In My Own Words with Bernice Lerner and Ruth Mermelstein (née Rachel Genuth)
Original program date February 7, 2021
Before the word “Holocaust” entered modern parlance, Bernice Lerner learned about her parents’ wartime experiences. But before she learned what they had suffered and endured, she heard stories about their childhoods and post-war years, which seemed adventure-filled. Of course, the ruptures in their lives were more complicated and tragic than she could imagine as a child. In fact, it has taken decades of research for her to gain an understanding of what happened to members of her family.
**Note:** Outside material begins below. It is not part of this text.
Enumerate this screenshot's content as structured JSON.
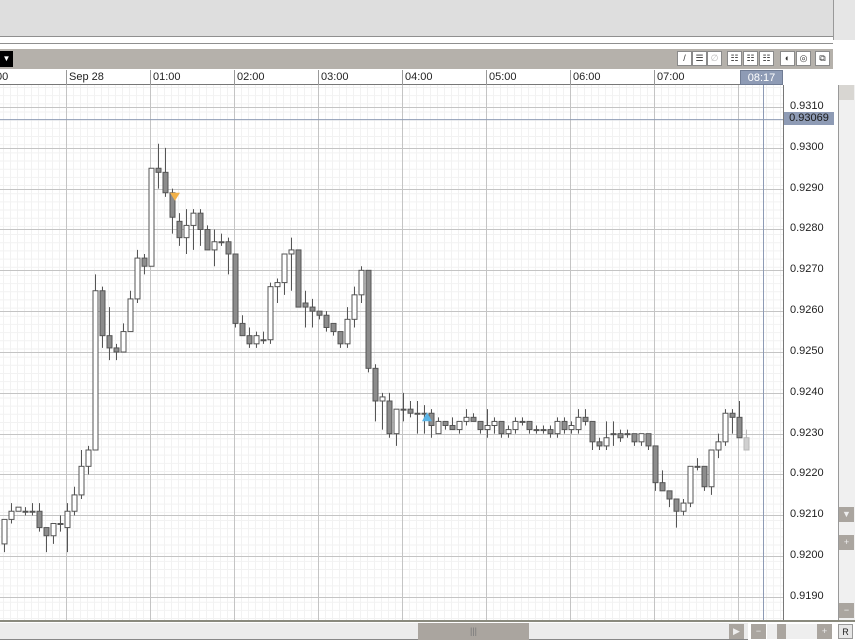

Lerner felt compelled to write a book that answers the question of how–against all odds–her mother survived. Not only does “All the Horrors of War” tell her mom’s story, but it also details the parallel journey of a key liberator.
On April 15, 1945, Brigadier H. L. Glyn Hughes entered Bergen-Belsen for the first time. Waiting for him were 10,000 unburied corpses and 60,000 living prisoners, starving and sick. One month earlier, 15-year-old Rachel Genuth (Bernice’s Mom) arrived at Bergen-Belsen; deported with her family from Sighet, Transylvania, in May of 1944, Rachel had by then already endured Auschwitz, the Christianstadt labor camp, and a forced march through the Sudetenland. In All the Horrors of War, Bernice Lerner follows both Hughes and Genuth as they move across Europe toward Bergen-Belsen in the final, brutal year of World War II.
“Bernice Lerner’s All the Horrors of War is a powerful and poignant tale that traces both the arc of the war and the history of the Holocaust. In this meticulously researched and detailed account, Lerner never lets the reader forget the humanity of the victims or their liberators.” — Dr. Michael Berenbaum, Director, Sigi Ziering Holocaust Institute, American Jewish University
About our Speakers:
Before and after she served as director of Boston University’s Center for the Advancement of Ethics and Character (now the Center for Character and Social Responsibility), Bernice worked at Hebrew College—most recently as dean of adult learning. All told, she has more than twenty-five years of experience in the field of adult education. It has been her great privilege to create and implement innovative programs, lead productive teams, and work with outstanding faculty in the realms of philosophy, education, and Jewish studies.
Bernice has lectured widely and in various settings, including the University of Yogyakarta, Indonesia (“In and Beyond the Classroom: Educating for Courage”); the Ministry of Education, Singapore (“For Love of Country: How Schools Foster Good Citizenship”); and the University of Hiroshima, Japan (“The Theory and Practice of Character Education”). Stateside, she has given presentations at numerous conferences and addressed faculty and staff of both private and public schools. She is particularly grateful for having had the opportunity to work with hundreds of dedicated and caring educators in South Carolina.
Bernice earned a bachelor’s (summa cum laude) from Stony Brook University, a master’s from the Jewish Theological Seminary, and a doctorate from Boston University. Among courses she taught at Boston University were Resistance During the Holocaust and Character and Ethics Education. She also designed and taught Ethical Decision Making for Education Leaders for Northeastern University’s College of Professional Studies.
Ruth Mermelstein (née Rachel Genuth)
Ruth is a speaker for the Holocaust Memorial and Tolerance Center of Nassau County, through which she has shared her wartime experiences with nearly 300 school and other groups.
Special thank you to our program sponsor partners: